The most interesting mechanic pops up surprisingly often. Crypto has the ability to disguise himself as a “Holoblob,” taking the appearance of a human (assuming no one saw him shapeshift). Weaving through crowds, reading people’s thoughts to keep up the disguise, dodging Holoblob jamming devices — it almost feels like a perverted spin on Assassin’s Creed‘s social blending in a way. In a game where you’re constantly the aggressor, Destroy All Humans takes ample time to focus on cloaking and playing it cool. It’s weirdly antithetical but undeniably one of the most compelling systems.
Although Black Forest did a lot to revamp how Destroy All Humans plays — some things we haven’t mentioned yet: A much deeper upgrade tree, optional objectives in each mission, a “transmogrify” ability for turning objects into ammo, and four distinct challenge events in each stage — the developer never left its mark on the moment-to-moment. Every mission plays out the same as the original. They’re very short, very easy, and very forgettable. (Save for the final boss fight which, judging by an old grainy video I watched, is about 10 times harder this time ’round.) There’s rarely an in-mission plot beat that grabs your attention.
It would’ve been nice to see Black Forest stretch its legs and really put its stamp on this project. Instead, it’s kind of left feeling like a super ambitious remaster rather than a true remake. I know, I know — there are a lot of semantics between those two terms. But the foundation was already laid. It’s too bad the developer got to put that much into modernizing so many other aspects, but stopped short of playing with the game structure. Destroy All Humans is simultaneously very new and very old as a result.
Crypto-137 is hellbent on ensuring that humanity meets a terrible fate. By comparison, Destroy All Humans has met an enjoyable-enough-but-certainly-not-amazing fate. That’s fine, but it’s tough to not feel as though something truly great could’ve happened with some more creative license. If nothing else, this remake left me thinking that Destroy All Humans is still a viable property and that a brand new game might not be such a bad idea. But maybe that’s because an extraterrestrial has control of my cortex.

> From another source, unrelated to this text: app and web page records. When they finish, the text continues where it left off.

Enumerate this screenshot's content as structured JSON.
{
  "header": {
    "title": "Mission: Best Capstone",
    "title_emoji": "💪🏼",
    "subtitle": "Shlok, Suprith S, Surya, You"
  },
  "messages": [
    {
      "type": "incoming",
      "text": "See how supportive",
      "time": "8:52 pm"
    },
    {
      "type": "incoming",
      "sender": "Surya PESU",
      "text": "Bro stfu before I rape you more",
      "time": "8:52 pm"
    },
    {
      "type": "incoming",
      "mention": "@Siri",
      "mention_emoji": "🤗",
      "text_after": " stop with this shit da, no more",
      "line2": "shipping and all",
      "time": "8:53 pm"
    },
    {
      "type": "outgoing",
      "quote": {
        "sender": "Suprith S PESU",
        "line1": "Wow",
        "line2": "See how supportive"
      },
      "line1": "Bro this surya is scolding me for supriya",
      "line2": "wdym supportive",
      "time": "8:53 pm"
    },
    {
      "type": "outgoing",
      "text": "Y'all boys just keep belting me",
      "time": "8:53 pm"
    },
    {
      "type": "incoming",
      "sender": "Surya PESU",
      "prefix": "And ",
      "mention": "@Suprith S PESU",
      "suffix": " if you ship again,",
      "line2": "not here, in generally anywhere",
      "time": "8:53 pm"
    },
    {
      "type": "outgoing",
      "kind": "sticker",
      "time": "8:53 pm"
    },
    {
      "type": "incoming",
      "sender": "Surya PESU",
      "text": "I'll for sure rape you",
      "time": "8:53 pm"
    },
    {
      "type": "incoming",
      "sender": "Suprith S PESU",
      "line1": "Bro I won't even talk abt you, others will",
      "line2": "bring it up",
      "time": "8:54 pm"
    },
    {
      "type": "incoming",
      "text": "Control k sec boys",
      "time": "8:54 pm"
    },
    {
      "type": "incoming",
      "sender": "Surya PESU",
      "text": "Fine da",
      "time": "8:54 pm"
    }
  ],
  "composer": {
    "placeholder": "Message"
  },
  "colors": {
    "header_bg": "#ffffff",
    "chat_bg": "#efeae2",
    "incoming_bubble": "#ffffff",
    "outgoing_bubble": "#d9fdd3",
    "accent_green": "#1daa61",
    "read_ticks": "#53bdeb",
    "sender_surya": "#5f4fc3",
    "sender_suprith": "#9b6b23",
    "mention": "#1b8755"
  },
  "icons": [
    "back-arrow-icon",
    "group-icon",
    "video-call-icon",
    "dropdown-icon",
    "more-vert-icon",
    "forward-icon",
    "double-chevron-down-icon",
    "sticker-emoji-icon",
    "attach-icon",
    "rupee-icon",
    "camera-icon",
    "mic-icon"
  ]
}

[This review is based on a retail build of the game provided by the publisher.]